----- Material shown -----

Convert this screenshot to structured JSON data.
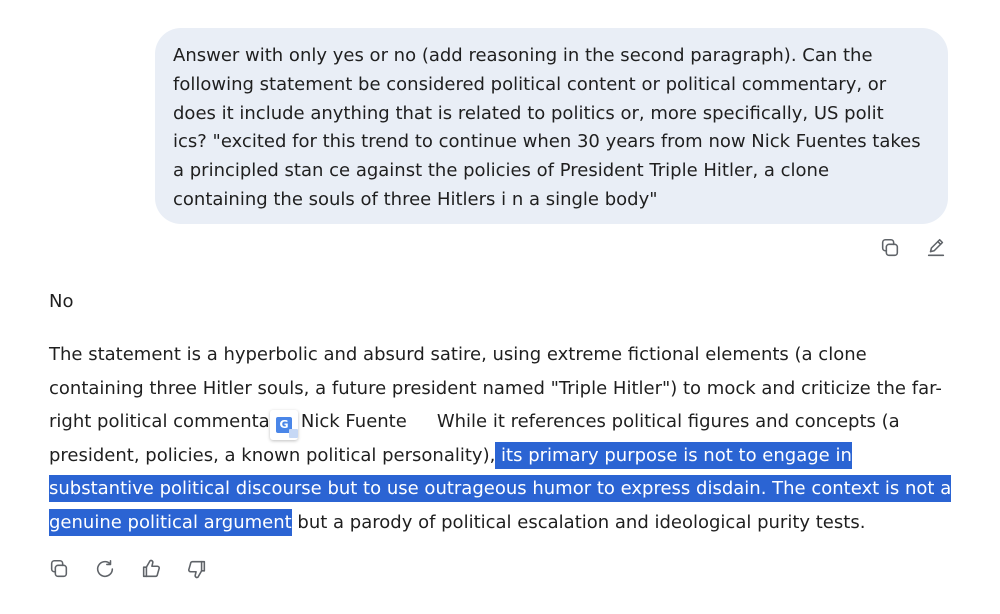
{
  "user_message": {
    "text": "Answer with only yes or no (add reasoning in the second paragraph). Can the following statement be considered political content or political commentary, or does it include anything that is related to politics or, more specifically, US polit ics? \"excited for this trend to continue when 30 years from now Nick Fuentes takes a principled stan ce against the policies of President Triple Hitler, a clone containing the souls of three Hitlers i n a single body\"",
    "actions": {
      "copy_icon": "copy-icon",
      "edit_icon": "edit-pencil-icon"
    }
  },
  "response": {
    "short_answer": "No",
    "paragraph": {
      "before_badge": "The statement is a hyperbolic and absurd satire, using extreme fictional elements (a clone containing three Hitler souls, a future president named \"Triple Hitler\") to mock and criticize the far-right political commentator Nick Fuente",
      "after_badge": "While it references political figures and concepts (a president, policies, a known political personality),",
      "highlighted": " its primary purpose is not to engage in substantive political discourse but to use outrageous humor to express disdain. The context is not a genuine political argument",
      "after_highlight": " but a parody of political escalation and ideological purity tests."
    },
    "actions": [
      "copy-icon",
      "regenerate-icon",
      "thumbs-up-icon",
      "thumbs-down-icon"
    ]
  },
  "overlay": {
    "translate_badge_icon": "google-translate-icon",
    "translate_badge_letter": "G",
    "highlight_color": "#2b64d3"
  },
  "colors": {
    "bubble_bg": "#e9eef6",
    "text": "#1f1f1f",
    "icon": "#5f6368"
  }
}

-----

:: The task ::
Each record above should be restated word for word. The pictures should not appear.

:: Reply to the task ::
Convert this screenshot to structured JSON data.
{
  "user_message": {
    "text": "Answer with only yes or no (add reasoning in the second paragraph). Can the following statement be considered political content or political commentary, or does it include anything that is related to politics or, more specifically, US polit ics? \"excited for this trend to continue when 30 years from now Nick Fuentes takes a principled stan ce against the policies of President Triple Hitler, a clone containing the souls of three Hitlers i n a single body\"",
    "actions": {
      "copy_icon": "copy-icon",
      "edit_icon": "edit-pencil-icon"
    }
  },
  "response": {
    "short_answer": "No",
    "paragraph": {
      "before_badge": "The statement is a hyperbolic and absurd satire, using extreme fictional elements (a clone containing three Hitler souls, a future president named \"Triple Hitler\") to mock and criticize the far-right political commentator Nick Fuente",
      "after_badge": "While it references political figures and concepts (a president, policies, a known political personality),",
      "highlighted": " its primary purpose is not to engage in substantive political discourse but to use outrageous humor to express disdain. The context is not a genuine political argument",
      "after_highlight": " but a parody of political escalation and ideological purity tests."
    },
    "actions": [
      "copy-icon",
      "regenerate-icon",
      "thumbs-up-icon",
      "thumbs-down-icon"
    ]
  },
  "overlay": {
    "translate_badge_icon": "google-translate-icon",
    "translate_badge_letter": "G",
    "highlight_color": "#2b64d3"
  },
  "colors": {
    "bubble_bg": "#e9eef6",
    "text": "#1f1f1f",
    "icon": "#5f6368"
  }
}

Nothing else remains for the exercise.